Neufeld: So what role do you think that your organisation or other Indigenous organisations can play in providing services to the community?

Gervais: It’s sort of ensuring that we have some voice at the decision-making tables, at the policy tables, at the health tables. Culture is a huge part of what we do. It’s a huge part of who we are. So we look at health in a very – like, they use the term “holistic way,” right? There’s more to an individual than just their physical health. So like STBBIs tend to be a very physical health approach. There’s also the mental, spiritual, and emotional components that often get left out of health. And some of it gets – you know, there’s the emotional or mental health components, so – but everything is separated. And so we try to – when we do our work and our cultural work is bring all of those aspects together, including especially spiritual aspects, however an individual defines spiritual, right? Because it’s, for us, spirituality is, a big part of it is relationships and developing relationships with community. And we don’t have clients, which is a very common phrase or reference to the people that walk into a medical facility. We have participants; but more importantly, we have people that we also view as relatives – sometimes quite literally, sometimes just in that sort of basis of understanding, Indigenous way of understanding, is that these people are our relatives. Yeah, there’s too much of an individualist approach in health.

And really, it’s about a community taking care of each other, right, and taking accountability for each other. And that’s what a lot of our Indigenous agencies and organisations here in Winnipeg do – and us as well – is just try to create safe spaces for our people to come here, to come together, to have a place where their voices will be heard, their experiences heard and acknowledged, and respected.

Neufeld: So what can public health personnel and primary care providers do or learn to work with agencies such as yours, to stop or slow the progression of syphilis?

Gervais: The TRC [Truth & Reconciliation Commission] has a series of calls to action [PDF]. And it’s surprising how few people have actually maybe read it, because you know, if you are having to educate people who have no idea of what colonization is or who don’t know about residential schools or who don’t know so many things about basic Canadian history, right? So every time you’re going in, you’re having to educate people on your reality, on your own history, on your own culture. And that’s exhausting.

So there’s lots of little things, but I think right away, I think that simplest one people can do, easily accessible one is – ’cause they’re online, you can go on the Truth and Reconciliation [website], and there’s definitive health ones in there.
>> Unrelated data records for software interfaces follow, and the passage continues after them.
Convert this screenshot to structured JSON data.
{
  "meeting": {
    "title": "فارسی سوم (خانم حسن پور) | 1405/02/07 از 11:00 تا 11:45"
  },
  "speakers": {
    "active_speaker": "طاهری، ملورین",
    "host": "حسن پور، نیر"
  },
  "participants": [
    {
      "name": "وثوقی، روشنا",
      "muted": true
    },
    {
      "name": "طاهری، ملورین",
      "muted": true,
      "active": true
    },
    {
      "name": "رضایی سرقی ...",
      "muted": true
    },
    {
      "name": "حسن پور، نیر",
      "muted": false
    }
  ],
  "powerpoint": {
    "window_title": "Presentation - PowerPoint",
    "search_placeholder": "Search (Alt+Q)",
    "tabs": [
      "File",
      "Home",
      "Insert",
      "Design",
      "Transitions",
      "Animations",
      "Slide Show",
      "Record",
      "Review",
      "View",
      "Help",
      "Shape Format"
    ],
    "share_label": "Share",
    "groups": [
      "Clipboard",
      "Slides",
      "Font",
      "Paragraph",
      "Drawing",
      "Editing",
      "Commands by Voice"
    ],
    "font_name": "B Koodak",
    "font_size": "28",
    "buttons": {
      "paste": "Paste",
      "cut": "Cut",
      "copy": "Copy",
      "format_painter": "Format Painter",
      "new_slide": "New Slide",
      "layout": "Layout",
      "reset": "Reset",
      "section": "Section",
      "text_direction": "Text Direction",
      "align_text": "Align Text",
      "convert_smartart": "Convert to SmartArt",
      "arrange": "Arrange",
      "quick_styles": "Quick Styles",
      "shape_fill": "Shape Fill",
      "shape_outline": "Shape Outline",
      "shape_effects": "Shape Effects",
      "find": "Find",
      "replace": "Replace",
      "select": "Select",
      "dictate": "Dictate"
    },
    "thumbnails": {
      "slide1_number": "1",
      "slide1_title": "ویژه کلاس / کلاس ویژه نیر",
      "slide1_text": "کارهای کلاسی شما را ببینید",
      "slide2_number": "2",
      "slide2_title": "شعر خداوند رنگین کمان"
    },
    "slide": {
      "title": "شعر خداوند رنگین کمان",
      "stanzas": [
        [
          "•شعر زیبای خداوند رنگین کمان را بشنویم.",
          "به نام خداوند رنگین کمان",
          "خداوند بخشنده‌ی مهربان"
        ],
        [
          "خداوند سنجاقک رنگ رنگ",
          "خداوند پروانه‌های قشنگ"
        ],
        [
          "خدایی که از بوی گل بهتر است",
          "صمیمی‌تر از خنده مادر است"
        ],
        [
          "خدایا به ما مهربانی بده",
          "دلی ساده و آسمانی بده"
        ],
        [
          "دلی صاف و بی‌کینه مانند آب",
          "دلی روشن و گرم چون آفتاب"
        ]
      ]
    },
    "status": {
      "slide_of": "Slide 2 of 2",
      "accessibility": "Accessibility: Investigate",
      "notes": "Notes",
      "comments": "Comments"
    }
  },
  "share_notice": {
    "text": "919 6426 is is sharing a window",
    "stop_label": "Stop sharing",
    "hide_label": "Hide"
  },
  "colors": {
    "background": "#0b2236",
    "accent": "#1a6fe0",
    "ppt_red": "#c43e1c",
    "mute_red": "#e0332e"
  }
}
So I think there’s a lot of self-education that could be done, taking that responsibility to educate yourselves. Or I say “you” in terms of the health personnel. Yeah, just kind of read up a little on that. I think that would be like a great first step. Or not even first step, but a great step, period.

That concludes our conversation with Winnipeg-based sexual health educator, Laverne Gervais; the first in our series on syphilis and public health. A production of the National Collaborating Centre for Infectious Diseases in conjunction with the National Collaborating Centre for Aboriginal Health, this content has been made possible in part through a financial contribution from the Public Health Agency of Canada. Note that the views expressed here do not necessarily represent those of the Agency. The host organisation of the NCCID is the University of Manitoba. Learn more at NCCID.ca.